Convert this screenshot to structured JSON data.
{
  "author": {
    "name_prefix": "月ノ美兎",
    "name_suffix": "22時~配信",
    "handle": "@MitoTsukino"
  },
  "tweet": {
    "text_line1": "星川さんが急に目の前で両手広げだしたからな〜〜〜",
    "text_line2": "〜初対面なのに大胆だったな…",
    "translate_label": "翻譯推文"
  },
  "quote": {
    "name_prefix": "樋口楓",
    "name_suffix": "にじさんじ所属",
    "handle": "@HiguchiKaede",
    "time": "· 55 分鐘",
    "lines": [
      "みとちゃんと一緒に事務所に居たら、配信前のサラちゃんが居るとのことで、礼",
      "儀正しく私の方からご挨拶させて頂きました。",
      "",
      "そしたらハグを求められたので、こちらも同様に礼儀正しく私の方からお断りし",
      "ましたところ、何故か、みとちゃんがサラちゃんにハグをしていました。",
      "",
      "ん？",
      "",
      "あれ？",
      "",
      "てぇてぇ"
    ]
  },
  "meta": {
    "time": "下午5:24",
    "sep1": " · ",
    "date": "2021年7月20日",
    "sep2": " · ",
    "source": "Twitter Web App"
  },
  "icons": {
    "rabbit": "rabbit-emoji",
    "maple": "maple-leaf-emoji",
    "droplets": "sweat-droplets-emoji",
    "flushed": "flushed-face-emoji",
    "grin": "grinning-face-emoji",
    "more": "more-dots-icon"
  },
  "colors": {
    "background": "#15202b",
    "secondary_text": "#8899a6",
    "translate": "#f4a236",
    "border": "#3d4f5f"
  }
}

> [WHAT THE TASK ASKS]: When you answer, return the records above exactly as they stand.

> [SOLUTION TO THIS PROBLEM]:
Convert this screenshot to structured JSON data.
{
  "author": {
    "name_prefix": "月ノ美兎",
    "name_suffix": "22時~配信",
    "handle": "@MitoTsukino"
  },
  "tweet": {
    "text_line1": "星川さんが急に目の前で両手広げだしたからな〜〜〜",
    "text_line2": "〜初対面なのに大胆だったな…",
    "translate_label": "翻譯推文"
  },
  "quote": {
    "name_prefix": "樋口楓",
    "name_suffix": "にじさんじ所属",
    "handle": "@HiguchiKaede",
    "time": "· 55 分鐘",
    "lines": [
      "みとちゃんと一緒に事務所に居たら、配信前のサラちゃんが居るとのことで、礼",
      "儀正しく私の方からご挨拶させて頂きました。",
      "",
      "そしたらハグを求められたので、こちらも同様に礼儀正しく私の方からお断りし",
      "ましたところ、何故か、みとちゃんがサラちゃんにハグをしていました。",
      "",
      "ん？",
      "",
      "あれ？",
      "",
      "てぇてぇ"
    ]
  },
  "meta": {
    "time": "下午5:24",
    "sep1": " · ",
    "date": "2021年7月20日",
    "sep2": " · ",
    "source": "Twitter Web App"
  },
  "icons": {
    "rabbit": "rabbit-emoji",
    "maple": "maple-leaf-emoji",
    "droplets": "sweat-droplets-emoji",
    "flushed": "flushed-face-emoji",
    "grin": "grinning-face-emoji",
    "more": "more-dots-icon"
  },
  "colors": {
    "background": "#15202b",
    "secondary_text": "#8899a6",
    "translate": "#f4a236",
    "border": "#3d4f5f"
  }
}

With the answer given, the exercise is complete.